This issue’s emphasis on books exemplifies one of the things I have most liked about the Christian Century over the years: it has helped me to decide what books to purchase and read. I’m still relying on it to do that. For example, I’d like to read all eight recommendations in the field of New Testament.
In the previous issue, Mark Noll, a distinguished church historian, indicated his intention to sit out the upcoming presidential election because no candidate or national party reflects his sense of the pressing issues of the day (None of the above, September 21).
How are we doing? The editors and staff of this magazine periodically ask themselves that question. Are we succeeding? Is the magazine meeting or at least approaching the goal we have set for ourselves of helping Christians think critically and live faithfully? Are we engaging people with lively articles, timely reports, thoughtful reflections?

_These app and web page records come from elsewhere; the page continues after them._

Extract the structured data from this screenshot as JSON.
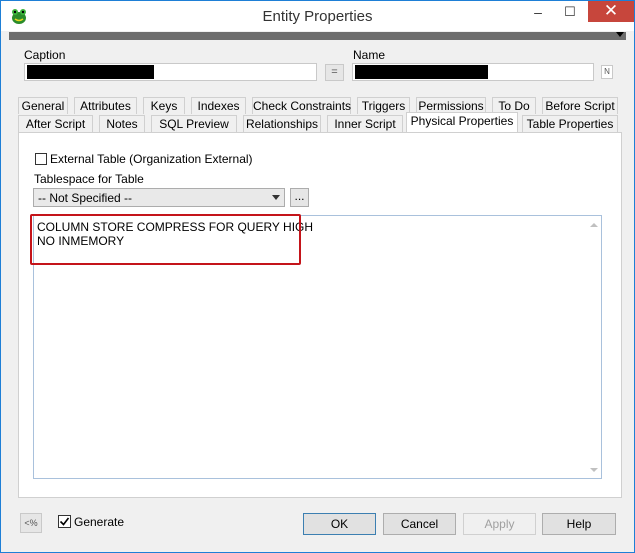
{
  "window": {
    "title": "Entity Properties",
    "controls": {
      "minimize": "–",
      "maximize": "☐",
      "close": "✕"
    }
  },
  "fields": {
    "caption_label": "Caption",
    "equal_button": "=",
    "name_label": "Name",
    "name_side_button": "N"
  },
  "tabs": {
    "row1": [
      "General",
      "Attributes",
      "Keys",
      "Indexes",
      "Check Constraints",
      "Triggers",
      "Permissions",
      "To Do",
      "Before Script"
    ],
    "row2": [
      "After Script",
      "Notes",
      "SQL Preview",
      "Relationships",
      "Inner Script",
      "Physical Properties",
      "Table Properties"
    ],
    "active": "Physical Properties"
  },
  "physical": {
    "external_table_label": "External Table (Organization External)",
    "external_table_checked": false,
    "tablespace_label": "Tablespace for Table",
    "tablespace_value": "-- Not Specified --",
    "browse_button": "...",
    "script_lines": [
      "COLUMN STORE COMPRESS FOR QUERY HIGH",
      "NO INMEMORY"
    ]
  },
  "footer": {
    "left_icon_label": "<%",
    "generate_label": "Generate",
    "generate_checked": true,
    "ok": "OK",
    "cancel": "Cancel",
    "apply": "Apply",
    "help": "Help"
  },
  "colors": {
    "close_button": "#c7463c",
    "highlight_box": "#c4141a",
    "window_border": "#1e7fd6"
  }
}
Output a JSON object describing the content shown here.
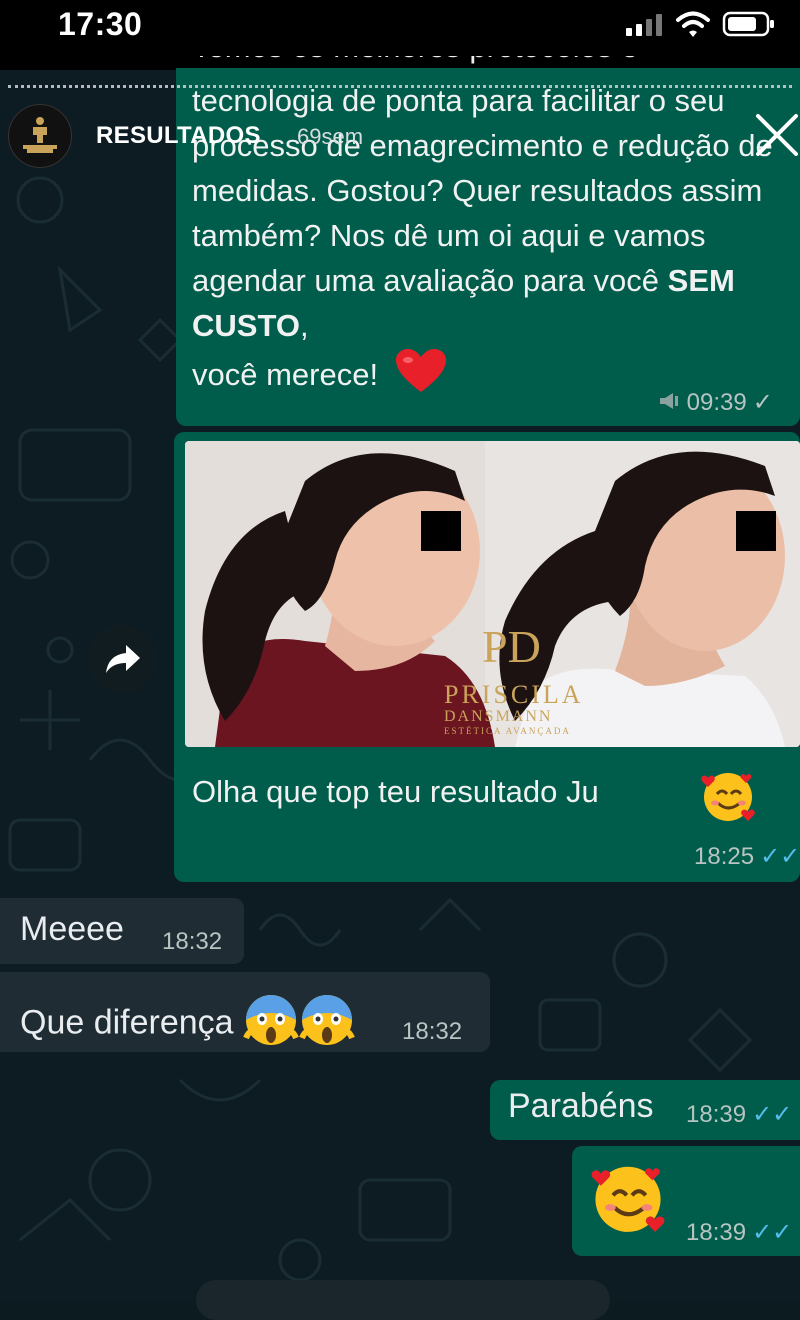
{
  "status_bar": {
    "time": "17:30"
  },
  "story": {
    "title": "RESULTADOS",
    "age": "69sem"
  },
  "messages": [
    {
      "direction": "out",
      "text_partial_top": "Temos os melhores protocolos e",
      "text_lines_before_bold": "tecnologia de ponta para facilitar o seu processo de emagrecimento e redução de medidas. Gostou? Quer resultados assim também? Nos dê um oi aqui e vamos agendar uma avaliação para você",
      "bold": "SEM CUSTO",
      "text_after_bold": ",",
      "last_line": "você merece!",
      "emoji": "red-heart",
      "time": "09:39",
      "status": "sent"
    },
    {
      "direction": "out",
      "image": {
        "logo_text": "PRISCILA",
        "logo_sub": "DANSMANN",
        "logo_tag": "ESTÉTICA AVANÇADA",
        "logo_mark": "PD"
      },
      "caption": "Olha que top teu resultado Ju",
      "emoji": "smiling-face-with-hearts",
      "time": "18:25",
      "status": "read"
    },
    {
      "direction": "in",
      "text": "Meeee",
      "time": "18:32"
    },
    {
      "direction": "in",
      "text": "Que diferença",
      "emoji": "face-screaming-in-fear",
      "time": "18:32"
    },
    {
      "direction": "out",
      "text": "Parabéns",
      "time": "18:39",
      "status": "read"
    },
    {
      "direction": "out",
      "emoji": "smiling-face-with-hearts",
      "time": "18:39",
      "status": "read"
    }
  ],
  "icons": {
    "forward": "forward-arrow-icon",
    "close": "close-icon",
    "read": "double-check-icon",
    "sent": "single-check-icon"
  },
  "colors": {
    "outgoing": "#005c4b",
    "incoming": "#1f2c34",
    "read_tick": "#53bdeb",
    "background": "#0d1c22"
  }
}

Thom Ranier did an unscientific study to find out why many church visitors never return to a congregation. The top ten reasons: having to stand up and greet others during the service; unfriendly church members; unsafe and unclean children’s area; no place to get information; a bad church website; poor signage; insider church language (favorite example: “The WMU will meet in the CLC in the room where the GAs usually meet”); boring or bad worship services; a member asking a guest to move from the member’s seat or pew; and dirty facilities (“restrooms were worse than a bad truck stop”) (ThomRanier.com, November 11).